If you are looking to raise dairy sheep for milk then you are also probably interested in the topic of sheep milk production. You have to be aware of the fact that different breeds of sheep will produce different quantities of milk but the breed of sheep is not the only factor in the quantity of sheep milk that a ewe will produce.
In order to understand how much milk a sheep produces it is probably a good idea to understand cow milk production and goat milk production as well. A lot more people have raised those animals for milk in the past and so they could be a point of reference when you want to see how much milk you will be obtaining from a sheep.
The average lactation period for a dairy breed of sheep can be up to 240 or around 8 months. Most dairy sheep farmers will milk each ewe for about 6 months which is about 180 days of lactation. A non-dairy ewe can have lactation periods from 90-150 days.
A dairy sheep will produce at most, 1100 lbs of sheep milk during a 180 day lactation. They can produce anywhere from 400 to 1100 pounds during their entire lactation. A ewe producing an average 750lbs of milk during 180 day lactation, will supply a dairy farmer with about a half-gallon of milk per day.
Like goat’s milk, sheep milk is naturally homogenized so cream does not separately as easily as cow milk. The butterfat content and protein content of sheep’s milk is higher than that of cow’s milk.
The high protein content allows one to make more cheese from sheep’s milk than from the equivalent amount of goat’s milk. 2 gallons of milk will be good for your pressed hard and semi-hard cheeses like cheddar, parmesan, pecorino, havarti, etc.
2 gallons worth of milk will give you a small wheel of cheese 4″-6″ in diameter and about 1-2 inches high depending on the type of milk, diameter of the mold and the pressing weight. 1 gallon of cheese will be enough to make 4 quarts of your favorite yogurt, like sheep yogurt. A 1/2 gallon of cheese will be perfect for some soft cheeses like chevre. 1 quart of cream will produce about 1 pound of butter.
Cups and pints of milk are enough milk to make soap or ice cream. Ice cream expands as it is made so you don’t need much milk and for milk soaps, the milk usually only makes up a portion of the recipe. In these recipes, a little goes a long way.
The amazing thing to us is that sheep’s milk is so seldom used in the United States. It’s excellent in quality, mild in flavor (somewhere between cow’s and goat’s milk, with less aroma than the latter) and is produced in generous quantity.
I really can’t tell which breeds of the animal make the best milkers, although around the Mediterranean basin Barbary sheep are held in high esteem. When selecting a type, you probably should consider your location (environment, altitude and latitude), the breed’s sheeping ratio and its mothering qualities.
It stands to reason that sheep with a proven tendency to raise their lambs should be given the edge in the selection process, Also some Livestock books can tell you which domesticated breeds in this country make the best mothers.
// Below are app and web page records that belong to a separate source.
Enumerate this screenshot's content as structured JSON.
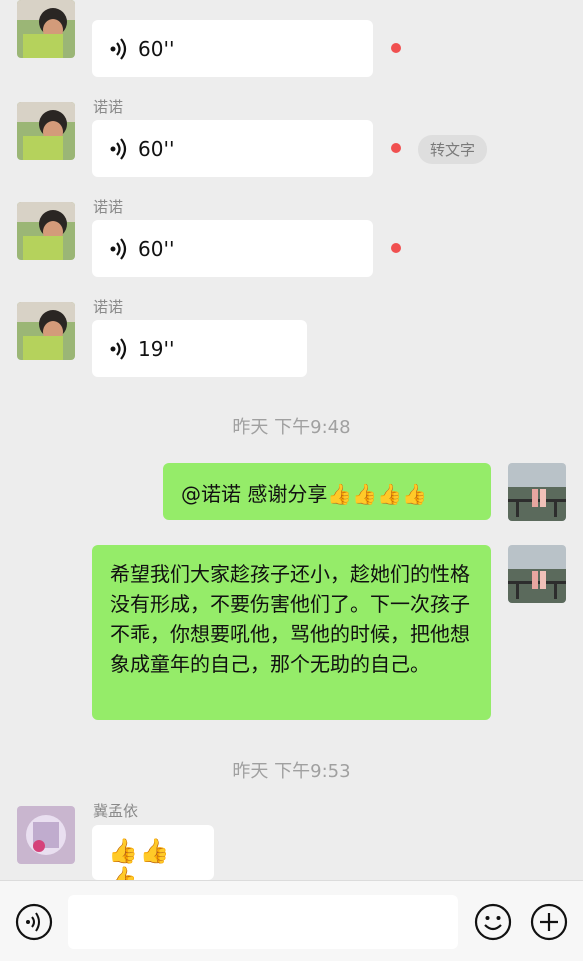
{
  "messages": [
    {
      "type": "voice",
      "sender": "",
      "duration": "60''",
      "unread": true
    },
    {
      "type": "voice",
      "sender": "诺诺",
      "duration": "60''",
      "unread": true,
      "to_text": "转文字"
    },
    {
      "type": "voice",
      "sender": "诺诺",
      "duration": "60''",
      "unread": true
    },
    {
      "type": "voice",
      "sender": "诺诺",
      "duration": "19''",
      "unread": false
    }
  ],
  "time1": "昨天 下午9:48",
  "out_messages": [
    {
      "text": "@诺诺 感谢分享👍👍👍👍"
    },
    {
      "text": "希望我们大家趁孩子还小，趁她们的性格没有形成，不要伤害他们了。下一次孩子不乖，你想要吼他，骂他的时候，把他想象成童年的自己，那个无助的自己。"
    }
  ],
  "time2": "昨天 下午9:53",
  "last_message": {
    "sender": "冀孟依",
    "text": "👍👍👍"
  },
  "input": {
    "placeholder": ""
  },
  "icons": {
    "voice_button": "voice-icon",
    "emoji_button": "smile-icon",
    "more_button": "plus-icon",
    "voice_wave": "voice-wave-icon"
  },
  "colors": {
    "background": "#ededed",
    "outgoing": "#95ec69",
    "incoming": "#ffffff",
    "unread": "#f05050"
  }
}
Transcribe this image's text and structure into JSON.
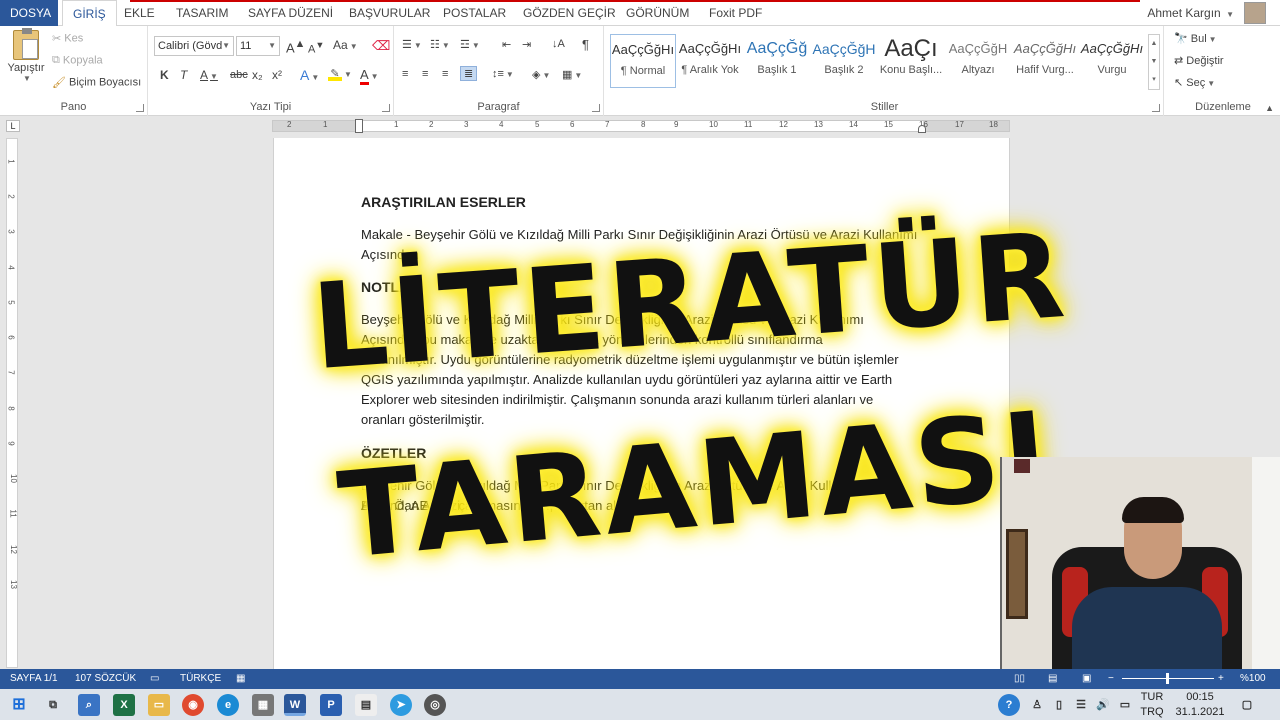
{
  "tabs": {
    "file": "DOSYA",
    "home": "GİRİŞ",
    "insert": "EKLE",
    "design": "TASARIM",
    "layout": "SAYFA DÜZENİ",
    "references": "BAŞVURULAR",
    "mailings": "POSTALAR",
    "review": "GÖZDEN GEÇİR",
    "view": "GÖRÜNÜM",
    "foxit": "Foxit PDF"
  },
  "user": {
    "name": "Ahmet Kargın"
  },
  "clipboard": {
    "paste": "Yapıştır",
    "cut": "Kes",
    "copy": "Kopyala",
    "format_painter": "Biçim Boyacısı",
    "label": "Pano"
  },
  "font": {
    "family": "Calibri (Gövd",
    "size": "11",
    "grow": "A",
    "shrink": "A",
    "case": "Aa",
    "bold": "K",
    "italic": "T",
    "underline": "A",
    "strike": "abc",
    "subscript": "x₂",
    "superscript": "x²",
    "effects": "A",
    "color": "A",
    "label": "Yazı Tipi"
  },
  "paragraph": {
    "label": "Paragraf",
    "pilcrow": "¶"
  },
  "styles": {
    "label": "Stiller",
    "items": [
      {
        "preview": "AaÇçĞğHı",
        "name": "¶ Normal"
      },
      {
        "preview": "AaÇçĞğHı",
        "name": "¶ Aralık Yok"
      },
      {
        "preview": "AaÇçĞğ",
        "name": "Başlık 1"
      },
      {
        "preview": "AaÇçĞğH",
        "name": "Başlık 2"
      },
      {
        "preview": "AaÇı",
        "name": "Konu Başlı..."
      },
      {
        "preview": "AaÇçĞğH",
        "name": "Altyazı"
      },
      {
        "preview": "AaÇçĞğHı",
        "name": "Hafif Vurg..."
      },
      {
        "preview": "AaÇçĞğHı",
        "name": "Vurgu"
      }
    ]
  },
  "editing": {
    "find": "Bul",
    "replace": "Değiştir",
    "select": "Seç",
    "label": "Düzenleme"
  },
  "ruler": {
    "corner": "L",
    "ticks": [
      "2",
      "1",
      "1",
      "2",
      "3",
      "4",
      "5",
      "6",
      "7",
      "8",
      "9",
      "10",
      "11",
      "12",
      "13",
      "14",
      "15",
      "16",
      "17",
      "18"
    ],
    "vticks": [
      "1",
      "2",
      "3",
      "4",
      "5",
      "6",
      "7",
      "8",
      "9",
      "10",
      "11",
      "12",
      "13"
    ]
  },
  "document": {
    "heading1": "ARAŞTIRILAN ESERLER",
    "article_line1": "Makale - Beyşehir Gölü ve Kızıldağ Milli Parkı Sınır Değişikliğinin Arazi Örtüsü ve Arazi Kullanımı",
    "article_line2": "Açısından",
    "heading2": "NOTLAR",
    "notes_l1": "Beyşehir Gölü ve Kızıldağ Milli Parkı Sınır Değişikliğinin Arazi Örtüsü ve Arazi Kullanımı",
    "notes_l2": "Açısından bu makalede uzaktan algılama yöntemlerinden kontrollü sınıflandırma",
    "notes_l3": "kullanılmıştır. Uydu görüntülerine radyometrik düzeltme işlemi uygulanmıştır ve bütün işlemler",
    "notes_l4": "QGIS yazılımında yapılmıştır. Analizde kullanılan uydu görüntüleri yaz aylarına aittir ve Earth",
    "notes_l5": "Explorer web sitesinden indirilmiştir. Çalışmanın sonunda arazi kullanım türleri alanları ve",
    "notes_l6": "oranları gösterilmiştir.",
    "heading3": "ÖZETLER",
    "summary_l1": "Beyşehir Gölü ve Kızıldağ Milli Parkı Sınır Değişikliğinin Arazi Örtüsü ve Arazi Kullanımı Açısından Analizi",
    "summary_l2": "Bucü Ö, AE (2..) çalışmasında ..., uzaktan algılama"
  },
  "overlay": {
    "line1": "LİTERATÜR",
    "line2": "TARAMASI"
  },
  "statusbar": {
    "page": "SAYFA 1/1",
    "words": "107 SÖZCÜK",
    "language": "TÜRKÇE",
    "zoom": "%100"
  },
  "taskbar": {
    "lang_top": "TUR",
    "lang_bottom": "TRQ",
    "time": "00:15",
    "date": "31.1.2021"
  },
  "colors": {
    "accent": "#2b579a",
    "overlay_glow": "#ffef3a"
  }
}
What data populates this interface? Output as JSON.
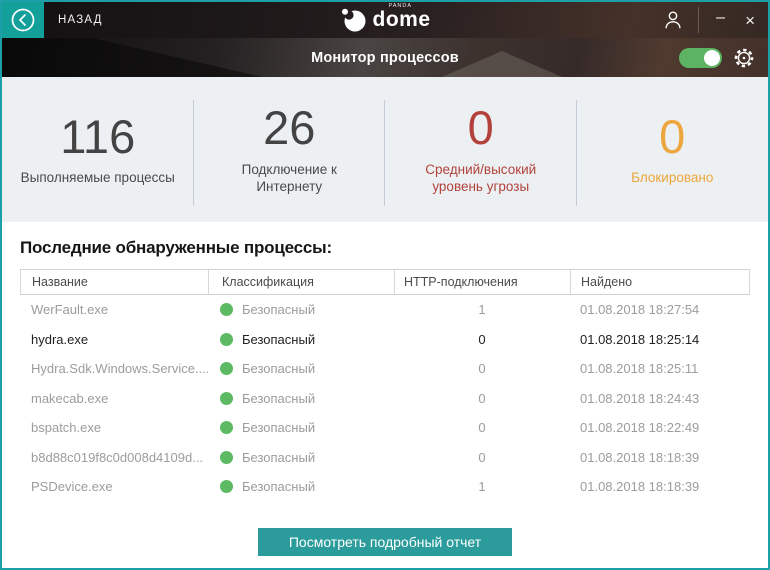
{
  "titlebar": {
    "back_label": "НАЗАД",
    "brand": "dome",
    "brand_small": "panda",
    "minimize_glyph": "–",
    "close_glyph": "×"
  },
  "subheader": {
    "title": "Монитор процессов",
    "toggle_state": "on"
  },
  "stats": [
    {
      "value": "116",
      "label": "Выполняемые процессы"
    },
    {
      "value": "26",
      "label": "Подключение к Интернету"
    },
    {
      "value": "0",
      "label": "Средний/высокий уровень угрозы"
    },
    {
      "value": "0",
      "label": "Блокировано"
    }
  ],
  "table": {
    "section_title": "Последние обнаруженные процессы:",
    "headers": [
      "Название",
      "Классификация",
      "HTTP-подключения",
      "Найдено"
    ],
    "rows": [
      {
        "name": "WerFault.exe",
        "classification": "Безопасный",
        "http": "1",
        "found": "01.08.2018 18:27:54",
        "highlight": false
      },
      {
        "name": "hydra.exe",
        "classification": "Безопасный",
        "http": "0",
        "found": "01.08.2018 18:25:14",
        "highlight": true
      },
      {
        "name": "Hydra.Sdk.Windows.Service....",
        "classification": "Безопасный",
        "http": "0",
        "found": "01.08.2018 18:25:11",
        "highlight": false
      },
      {
        "name": "makecab.exe",
        "classification": "Безопасный",
        "http": "0",
        "found": "01.08.2018 18:24:43",
        "highlight": false
      },
      {
        "name": "bspatch.exe",
        "classification": "Безопасный",
        "http": "0",
        "found": "01.08.2018 18:22:49",
        "highlight": false
      },
      {
        "name": "b8d88c019f8c0d008d4109d...",
        "classification": "Безопасный",
        "http": "0",
        "found": "01.08.2018 18:18:39",
        "highlight": false
      },
      {
        "name": "PSDevice.exe",
        "classification": "Безопасный",
        "http": "1",
        "found": "01.08.2018 18:18:39",
        "highlight": false
      }
    ]
  },
  "footer": {
    "report_button": "Посмотреть подробный отчет"
  },
  "colors": {
    "border_teal": "#1d9fa8",
    "accent_teal": "#14a09a",
    "button_teal": "#2b9c9b",
    "toggle_green": "#5cb462",
    "safe_green": "#5cba63",
    "threat_red": "#b2423b",
    "blocked_orange": "#eca63d"
  }
}
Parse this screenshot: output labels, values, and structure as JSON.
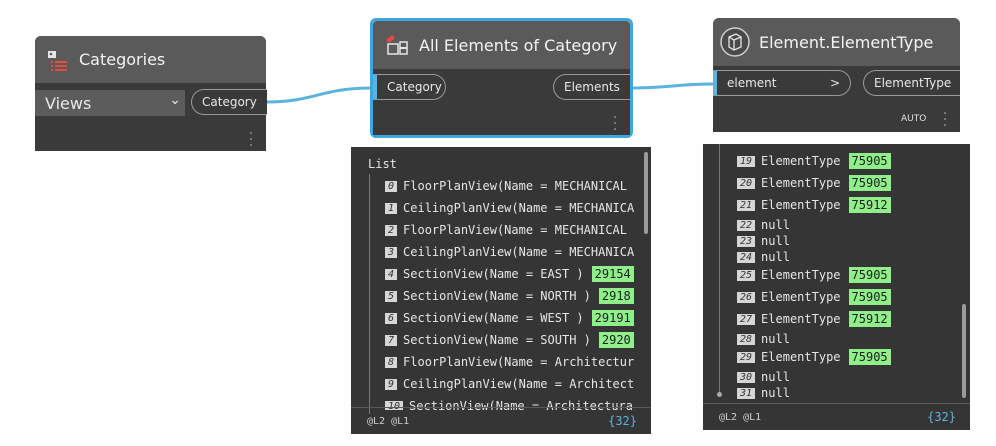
{
  "categories_node": {
    "title": "Categories",
    "dropdown_value": "Views",
    "output_port": "Category"
  },
  "all_elements_node": {
    "title": "All Elements of Category",
    "input_port": "Category",
    "output_port": "Elements"
  },
  "element_type_node": {
    "title": "Element.ElementType",
    "input_port": "element",
    "input_arrow": ">",
    "output_port": "ElementType",
    "lacing": "AUTO"
  },
  "preview_left": {
    "header": "List",
    "items": [
      {
        "index": "0",
        "text": "FloorPlanView(Name = MECHANICAL",
        "badge": ""
      },
      {
        "index": "1",
        "text": "CeilingPlanView(Name = MECHANICA",
        "badge": ""
      },
      {
        "index": "2",
        "text": "FloorPlanView(Name = MECHANICAL",
        "badge": ""
      },
      {
        "index": "3",
        "text": "CeilingPlanView(Name = MECHANICA",
        "badge": ""
      },
      {
        "index": "4",
        "text": "SectionView(Name = EAST )",
        "badge": "29154"
      },
      {
        "index": "5",
        "text": "SectionView(Name = NORTH )",
        "badge": "2918"
      },
      {
        "index": "6",
        "text": "SectionView(Name = WEST )",
        "badge": "29191"
      },
      {
        "index": "7",
        "text": "SectionView(Name = SOUTH )",
        "badge": "2920"
      },
      {
        "index": "8",
        "text": "FloorPlanView(Name = Architectur",
        "badge": ""
      },
      {
        "index": "9",
        "text": "CeilingPlanView(Name = Architect",
        "badge": ""
      },
      {
        "index": "10",
        "text": "SectionView(Name = Architectura",
        "badge": ""
      }
    ],
    "footer_levels": "@L2 @L1",
    "footer_count": "{32}"
  },
  "preview_right": {
    "items": [
      {
        "index": "19",
        "text": "ElementType",
        "badge": "75905"
      },
      {
        "index": "20",
        "text": "ElementType",
        "badge": "75905"
      },
      {
        "index": "21",
        "text": "ElementType",
        "badge": "75912"
      },
      {
        "index": "22",
        "text": "null",
        "badge": ""
      },
      {
        "index": "23",
        "text": "null",
        "badge": ""
      },
      {
        "index": "24",
        "text": "null",
        "badge": ""
      },
      {
        "index": "25",
        "text": "ElementType",
        "badge": "75905"
      },
      {
        "index": "26",
        "text": "ElementType",
        "badge": "75905"
      },
      {
        "index": "27",
        "text": "ElementType",
        "badge": "75912"
      },
      {
        "index": "28",
        "text": "null",
        "badge": ""
      },
      {
        "index": "29",
        "text": "ElementType",
        "badge": "75905"
      },
      {
        "index": "30",
        "text": "null",
        "badge": ""
      },
      {
        "index": "31",
        "text": "null",
        "badge": ""
      }
    ],
    "footer_levels": "@L2 @L1",
    "footer_count": "{32}"
  },
  "colors": {
    "wire": "#5ab4de",
    "selection": "#3da8e0",
    "badge": "#8ff08a",
    "node_body": "#3a3a3a",
    "node_header": "#5a5a5a"
  }
}
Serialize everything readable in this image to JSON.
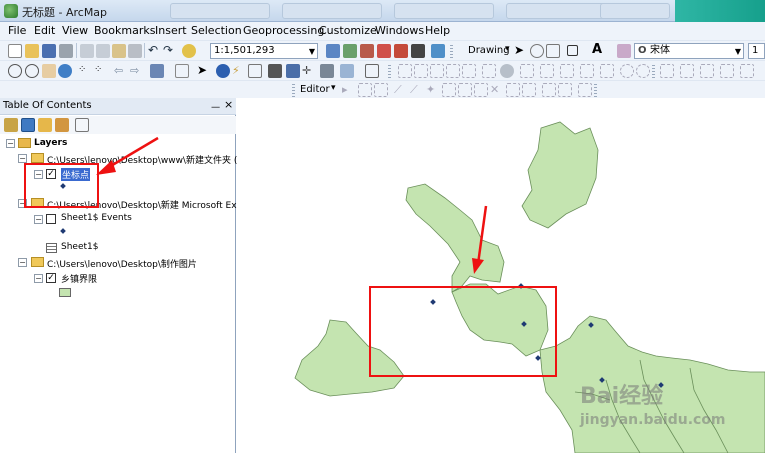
{
  "window": {
    "title": "无标题 - ArcMap"
  },
  "menu": [
    "File",
    "Edit",
    "View",
    "Bookmarks",
    "Insert",
    "Selection",
    "Geoprocessing",
    "Customize",
    "Windows",
    "Help"
  ],
  "toolbar": {
    "scale": "1:1,501,293",
    "drawing_label": "Drawing",
    "font_name": "宋体",
    "font_size": "1",
    "editor_label": "Editor"
  },
  "toc": {
    "title": "Table Of Contents",
    "pin_symbol": "ᅳ",
    "close_symbol": "×",
    "layers_label": "Layers",
    "items": [
      {
        "path": "C:\\Users\\lenovo\\Desktop\\www\\新建文件夹 (",
        "layer": "坐标点"
      },
      {
        "path": "C:\\Users\\lenovo\\Desktop\\新建 Microsoft Ex",
        "layer": "Sheet1$ Events",
        "table": "Sheet1$"
      },
      {
        "path": "C:\\Users\\lenovo\\Desktop\\制作图片",
        "layer": "乡镇界限"
      }
    ]
  },
  "watermark": {
    "brand": "Bai经验",
    "domain": "jingyan.baidu.com"
  },
  "colors": {
    "polygon_fill": "#c4e4b0",
    "polygon_stroke": "#6a8f5a",
    "annotation_red": "#ee1111",
    "point": "#1f3a73"
  }
}
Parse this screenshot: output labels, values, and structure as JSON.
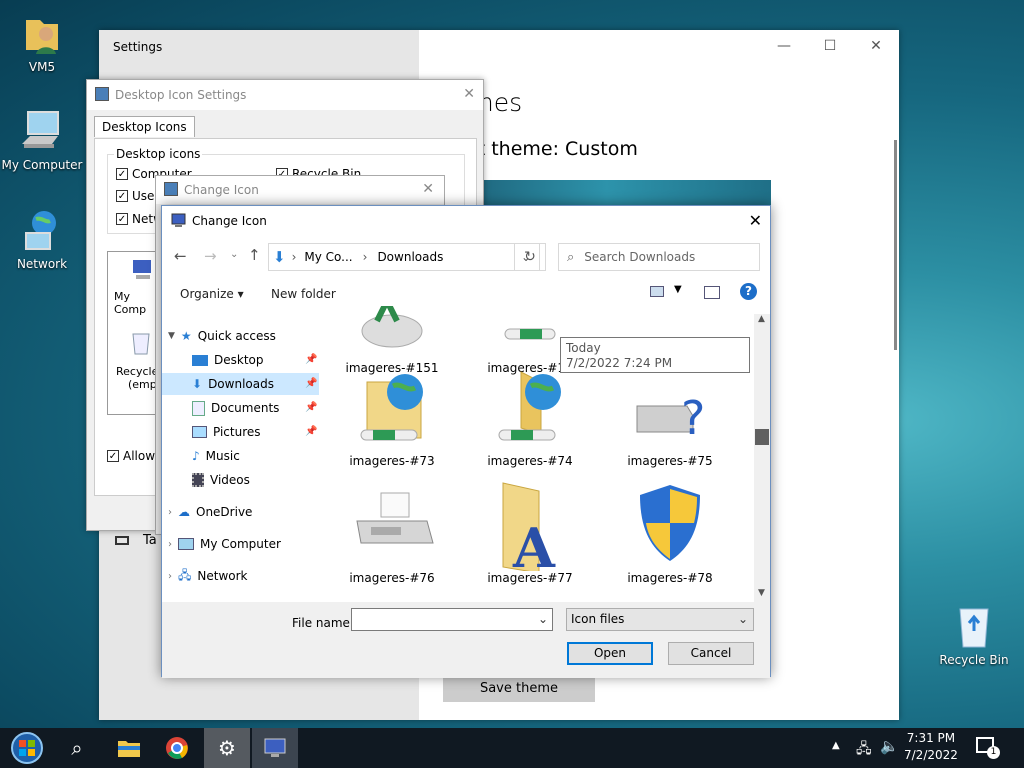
{
  "desktop": {
    "icons": [
      {
        "label": "VM5"
      },
      {
        "label": "My Computer"
      },
      {
        "label": "Network"
      },
      {
        "label": "Recycle Bin"
      }
    ]
  },
  "settings": {
    "title": "Settings",
    "heading": "emes",
    "current_theme": "ent theme: Custom",
    "taskbar_row": "Ta",
    "save_theme": "Save theme"
  },
  "desktop_icon_settings": {
    "title": "Desktop Icon Settings",
    "tab": "Desktop Icons",
    "group_label": "Desktop icons",
    "checkboxes": [
      {
        "label": "Computer",
        "checked": true
      },
      {
        "label": "Recycle Bin",
        "checked": true
      },
      {
        "label": "User",
        "checked": true
      },
      {
        "label": "Netw",
        "checked": true
      }
    ],
    "preview_labels": [
      "My Comp",
      "Recycle",
      "(empt"
    ],
    "allow_label": "Allow t"
  },
  "change_icon_small": {
    "title": "Change Icon"
  },
  "dialog": {
    "title": "Change Icon",
    "breadcrumb": [
      "My Co...",
      "Downloads"
    ],
    "search_placeholder": "Search Downloads",
    "organize": "Organize",
    "new_folder": "New folder",
    "tree": [
      {
        "label": "Quick access"
      },
      {
        "label": "Desktop"
      },
      {
        "label": "Downloads"
      },
      {
        "label": "Documents"
      },
      {
        "label": "Pictures"
      },
      {
        "label": "Music"
      },
      {
        "label": "Videos"
      },
      {
        "label": "OneDrive"
      },
      {
        "label": "My Computer"
      },
      {
        "label": "Network"
      }
    ],
    "files": [
      {
        "label": "imageres-#151"
      },
      {
        "label": "imageres-#15"
      },
      {
        "label": "imageres-#73"
      },
      {
        "label": "imageres-#74"
      },
      {
        "label": "imageres-#75"
      },
      {
        "label": "imageres-#76"
      },
      {
        "label": "imageres-#77"
      },
      {
        "label": "imageres-#78"
      }
    ],
    "tooltip": {
      "line1": "Today",
      "line2": "7/2/2022 7:24 PM"
    },
    "file_name_label": "File name:",
    "file_name_value": "",
    "file_type": "Icon files",
    "open": "Open",
    "cancel": "Cancel"
  },
  "taskbar": {
    "time": "7:31 PM",
    "date": "7/2/2022",
    "notification_count": "1"
  }
}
Any sheep can be a milk sheep provided that it’s female, has recently had a baby and has been trained to supply milk at the convenience of a human rather than at the demand of the yeanling. As with other mammals, a great deal depends on getting the ewe to “let down” her milk, She may be a good producer, but the skill of her owner is what relaxes her and gets the white nectar into the pail. This requires both authoritative handling and a stanchion at which the sheep learns to feed while being milked.
Sheep are sometimes temperamental, you should therefore train your ewes to feed at the stanchion even before they lamb in order to enable them get used to the device.
Remember that the critters always seek out the highest ground for rest and sleep so if you place the milking parlor on a rise then your sheep will trot right home to it at the end of the day and also never use the milking stanchion to immobilize the ewes when you shear them or pear their hoofs such carelessness can make your sheep associate the stand with unpleasantness and they will refuse to let down their milk when they near it.